**Required action**
Pick out all lines of the entries that include the word "time" and copy them.

**Extracted information**
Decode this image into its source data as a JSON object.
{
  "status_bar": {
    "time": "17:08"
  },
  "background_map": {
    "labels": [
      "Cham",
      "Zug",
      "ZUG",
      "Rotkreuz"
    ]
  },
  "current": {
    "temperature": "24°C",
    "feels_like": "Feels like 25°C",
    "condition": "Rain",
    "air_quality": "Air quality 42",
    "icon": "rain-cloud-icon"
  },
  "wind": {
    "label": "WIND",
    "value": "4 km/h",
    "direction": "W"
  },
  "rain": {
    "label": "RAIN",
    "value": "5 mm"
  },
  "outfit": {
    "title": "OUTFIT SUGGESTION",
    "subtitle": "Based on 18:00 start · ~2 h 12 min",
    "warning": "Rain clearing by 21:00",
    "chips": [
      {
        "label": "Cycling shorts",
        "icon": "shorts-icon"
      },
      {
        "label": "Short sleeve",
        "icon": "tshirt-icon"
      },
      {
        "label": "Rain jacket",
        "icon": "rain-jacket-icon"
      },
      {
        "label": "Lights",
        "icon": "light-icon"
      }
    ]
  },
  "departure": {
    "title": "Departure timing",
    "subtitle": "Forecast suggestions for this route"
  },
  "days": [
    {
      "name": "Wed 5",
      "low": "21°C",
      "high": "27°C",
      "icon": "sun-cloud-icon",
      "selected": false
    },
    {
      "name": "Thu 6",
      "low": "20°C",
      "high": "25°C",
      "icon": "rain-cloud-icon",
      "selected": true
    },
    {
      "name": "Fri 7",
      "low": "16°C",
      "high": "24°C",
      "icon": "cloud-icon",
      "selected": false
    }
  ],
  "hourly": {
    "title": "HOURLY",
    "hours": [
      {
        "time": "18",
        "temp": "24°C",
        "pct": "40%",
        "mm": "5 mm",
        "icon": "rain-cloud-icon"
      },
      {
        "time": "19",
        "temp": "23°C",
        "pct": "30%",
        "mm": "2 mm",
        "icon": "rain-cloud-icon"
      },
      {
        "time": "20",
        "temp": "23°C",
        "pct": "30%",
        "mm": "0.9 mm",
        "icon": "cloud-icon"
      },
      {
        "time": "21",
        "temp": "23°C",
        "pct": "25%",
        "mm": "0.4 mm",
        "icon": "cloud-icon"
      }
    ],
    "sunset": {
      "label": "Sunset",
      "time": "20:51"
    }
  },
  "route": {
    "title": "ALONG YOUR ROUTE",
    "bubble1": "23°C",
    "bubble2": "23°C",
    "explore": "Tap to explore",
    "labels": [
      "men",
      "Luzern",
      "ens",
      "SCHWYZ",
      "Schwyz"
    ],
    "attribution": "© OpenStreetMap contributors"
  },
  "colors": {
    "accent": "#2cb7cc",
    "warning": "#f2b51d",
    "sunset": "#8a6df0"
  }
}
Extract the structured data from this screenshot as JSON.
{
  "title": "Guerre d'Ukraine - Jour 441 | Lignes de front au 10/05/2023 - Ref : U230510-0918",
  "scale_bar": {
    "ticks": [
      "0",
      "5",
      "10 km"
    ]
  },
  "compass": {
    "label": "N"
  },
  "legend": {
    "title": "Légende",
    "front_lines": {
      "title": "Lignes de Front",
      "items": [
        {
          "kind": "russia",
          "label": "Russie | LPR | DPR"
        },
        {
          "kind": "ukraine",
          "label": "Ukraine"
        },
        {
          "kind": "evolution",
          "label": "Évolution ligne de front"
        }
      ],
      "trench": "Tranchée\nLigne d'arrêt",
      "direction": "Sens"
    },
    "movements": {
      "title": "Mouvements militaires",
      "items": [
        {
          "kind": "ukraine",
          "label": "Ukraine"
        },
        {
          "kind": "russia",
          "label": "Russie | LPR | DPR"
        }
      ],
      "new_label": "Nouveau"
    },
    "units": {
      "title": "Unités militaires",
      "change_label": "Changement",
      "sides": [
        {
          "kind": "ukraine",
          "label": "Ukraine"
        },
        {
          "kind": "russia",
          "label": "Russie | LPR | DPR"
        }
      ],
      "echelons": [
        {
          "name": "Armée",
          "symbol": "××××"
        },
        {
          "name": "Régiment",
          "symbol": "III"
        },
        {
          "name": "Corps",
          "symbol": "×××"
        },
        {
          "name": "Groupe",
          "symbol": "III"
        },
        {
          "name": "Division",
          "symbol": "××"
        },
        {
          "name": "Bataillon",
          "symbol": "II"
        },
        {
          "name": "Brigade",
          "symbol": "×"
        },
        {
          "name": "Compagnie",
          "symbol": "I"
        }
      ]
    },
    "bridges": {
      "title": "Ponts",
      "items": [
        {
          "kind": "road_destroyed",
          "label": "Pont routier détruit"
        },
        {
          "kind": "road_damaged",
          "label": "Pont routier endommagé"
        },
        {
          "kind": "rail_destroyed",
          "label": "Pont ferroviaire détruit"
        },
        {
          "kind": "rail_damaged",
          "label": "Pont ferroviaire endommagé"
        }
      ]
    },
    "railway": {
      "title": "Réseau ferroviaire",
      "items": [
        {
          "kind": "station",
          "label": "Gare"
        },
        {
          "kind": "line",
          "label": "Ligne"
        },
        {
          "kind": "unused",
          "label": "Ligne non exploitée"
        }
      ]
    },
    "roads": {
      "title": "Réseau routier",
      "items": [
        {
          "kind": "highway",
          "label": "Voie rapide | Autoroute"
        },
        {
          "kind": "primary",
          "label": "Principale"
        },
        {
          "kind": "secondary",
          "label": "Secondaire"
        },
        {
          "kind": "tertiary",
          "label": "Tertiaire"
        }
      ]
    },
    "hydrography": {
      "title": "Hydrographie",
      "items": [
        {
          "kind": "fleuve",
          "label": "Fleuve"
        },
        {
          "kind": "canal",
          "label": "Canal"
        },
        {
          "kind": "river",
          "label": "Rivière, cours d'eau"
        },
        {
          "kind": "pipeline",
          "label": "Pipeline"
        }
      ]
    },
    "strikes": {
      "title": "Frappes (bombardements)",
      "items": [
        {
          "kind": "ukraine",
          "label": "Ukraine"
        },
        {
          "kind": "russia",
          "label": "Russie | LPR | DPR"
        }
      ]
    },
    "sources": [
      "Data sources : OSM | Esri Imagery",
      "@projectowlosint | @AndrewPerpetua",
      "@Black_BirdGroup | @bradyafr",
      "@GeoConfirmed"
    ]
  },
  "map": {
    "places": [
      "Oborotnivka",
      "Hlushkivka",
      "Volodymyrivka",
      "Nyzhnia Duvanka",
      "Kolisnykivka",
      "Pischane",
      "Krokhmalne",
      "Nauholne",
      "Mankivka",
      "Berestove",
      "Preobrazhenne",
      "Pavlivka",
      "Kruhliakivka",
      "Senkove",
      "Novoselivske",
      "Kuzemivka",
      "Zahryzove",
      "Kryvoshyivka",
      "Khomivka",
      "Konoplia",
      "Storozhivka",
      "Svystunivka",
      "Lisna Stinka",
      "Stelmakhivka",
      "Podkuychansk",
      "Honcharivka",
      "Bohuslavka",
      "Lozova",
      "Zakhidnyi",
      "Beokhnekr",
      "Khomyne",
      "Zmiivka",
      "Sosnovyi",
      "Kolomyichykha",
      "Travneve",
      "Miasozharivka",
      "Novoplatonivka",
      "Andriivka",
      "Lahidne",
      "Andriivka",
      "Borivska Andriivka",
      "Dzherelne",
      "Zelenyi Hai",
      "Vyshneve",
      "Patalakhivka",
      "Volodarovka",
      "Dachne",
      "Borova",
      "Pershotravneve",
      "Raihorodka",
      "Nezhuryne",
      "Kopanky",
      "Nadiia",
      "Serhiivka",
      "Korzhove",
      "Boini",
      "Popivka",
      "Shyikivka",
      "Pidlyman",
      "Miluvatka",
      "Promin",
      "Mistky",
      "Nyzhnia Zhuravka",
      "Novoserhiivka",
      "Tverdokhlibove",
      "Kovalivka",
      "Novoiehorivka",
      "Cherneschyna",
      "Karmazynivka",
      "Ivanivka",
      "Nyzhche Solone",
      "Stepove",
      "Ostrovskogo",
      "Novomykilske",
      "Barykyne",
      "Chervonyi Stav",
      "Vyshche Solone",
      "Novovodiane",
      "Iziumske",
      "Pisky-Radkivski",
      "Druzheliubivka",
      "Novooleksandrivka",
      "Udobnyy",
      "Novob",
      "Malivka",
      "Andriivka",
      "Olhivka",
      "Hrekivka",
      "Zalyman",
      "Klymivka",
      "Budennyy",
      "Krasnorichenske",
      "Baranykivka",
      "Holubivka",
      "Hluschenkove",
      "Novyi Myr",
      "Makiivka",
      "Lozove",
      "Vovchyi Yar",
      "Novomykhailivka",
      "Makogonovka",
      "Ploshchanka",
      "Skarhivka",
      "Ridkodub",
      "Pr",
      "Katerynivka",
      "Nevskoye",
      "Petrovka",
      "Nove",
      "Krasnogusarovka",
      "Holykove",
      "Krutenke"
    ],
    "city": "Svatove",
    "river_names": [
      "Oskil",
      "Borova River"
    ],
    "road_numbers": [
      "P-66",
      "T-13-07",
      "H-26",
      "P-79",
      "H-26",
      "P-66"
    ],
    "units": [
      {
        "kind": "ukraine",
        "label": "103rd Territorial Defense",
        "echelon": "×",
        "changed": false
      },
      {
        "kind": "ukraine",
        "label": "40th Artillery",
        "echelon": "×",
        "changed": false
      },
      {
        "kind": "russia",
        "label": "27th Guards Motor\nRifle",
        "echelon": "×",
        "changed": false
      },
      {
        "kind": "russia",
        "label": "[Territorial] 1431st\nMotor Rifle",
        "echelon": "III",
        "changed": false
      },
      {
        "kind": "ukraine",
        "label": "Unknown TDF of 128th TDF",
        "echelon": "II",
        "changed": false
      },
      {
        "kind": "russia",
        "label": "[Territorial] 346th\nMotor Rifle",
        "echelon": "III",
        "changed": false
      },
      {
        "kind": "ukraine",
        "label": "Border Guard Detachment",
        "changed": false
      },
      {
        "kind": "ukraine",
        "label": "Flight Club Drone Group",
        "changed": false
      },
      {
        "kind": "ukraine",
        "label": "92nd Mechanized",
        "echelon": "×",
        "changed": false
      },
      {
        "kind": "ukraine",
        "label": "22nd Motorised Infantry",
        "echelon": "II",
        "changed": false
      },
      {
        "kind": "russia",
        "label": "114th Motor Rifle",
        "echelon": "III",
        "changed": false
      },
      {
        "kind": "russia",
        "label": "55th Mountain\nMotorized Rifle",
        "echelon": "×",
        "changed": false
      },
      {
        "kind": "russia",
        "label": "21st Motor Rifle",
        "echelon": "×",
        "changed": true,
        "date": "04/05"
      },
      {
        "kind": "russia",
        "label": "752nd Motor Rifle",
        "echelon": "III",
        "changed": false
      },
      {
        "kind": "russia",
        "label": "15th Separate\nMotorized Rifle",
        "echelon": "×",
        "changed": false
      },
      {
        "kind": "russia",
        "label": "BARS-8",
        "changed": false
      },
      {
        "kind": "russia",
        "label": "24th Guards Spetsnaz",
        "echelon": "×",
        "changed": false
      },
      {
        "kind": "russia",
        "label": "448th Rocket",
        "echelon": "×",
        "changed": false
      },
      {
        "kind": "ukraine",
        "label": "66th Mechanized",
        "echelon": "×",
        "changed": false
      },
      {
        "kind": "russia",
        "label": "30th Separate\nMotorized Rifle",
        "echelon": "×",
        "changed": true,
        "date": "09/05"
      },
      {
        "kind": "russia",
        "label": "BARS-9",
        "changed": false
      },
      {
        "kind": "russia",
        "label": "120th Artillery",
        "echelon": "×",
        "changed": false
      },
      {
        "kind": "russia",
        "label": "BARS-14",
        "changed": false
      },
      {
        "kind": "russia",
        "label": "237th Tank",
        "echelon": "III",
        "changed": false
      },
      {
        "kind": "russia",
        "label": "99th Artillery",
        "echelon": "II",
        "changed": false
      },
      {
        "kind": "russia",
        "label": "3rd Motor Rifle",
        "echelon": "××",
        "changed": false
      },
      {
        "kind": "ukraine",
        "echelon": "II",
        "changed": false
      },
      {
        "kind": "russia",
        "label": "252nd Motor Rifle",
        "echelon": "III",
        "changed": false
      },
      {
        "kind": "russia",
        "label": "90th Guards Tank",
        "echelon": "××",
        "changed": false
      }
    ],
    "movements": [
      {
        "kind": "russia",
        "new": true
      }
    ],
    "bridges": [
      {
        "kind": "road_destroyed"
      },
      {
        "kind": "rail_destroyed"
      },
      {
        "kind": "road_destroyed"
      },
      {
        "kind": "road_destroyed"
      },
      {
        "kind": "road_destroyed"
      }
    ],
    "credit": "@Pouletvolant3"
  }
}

**Answer to the exercise**
    "time": "17:08"
        "time": "18",
        "time": "19",
        "time": "20",
        "time": "21",
      "time": "20:51"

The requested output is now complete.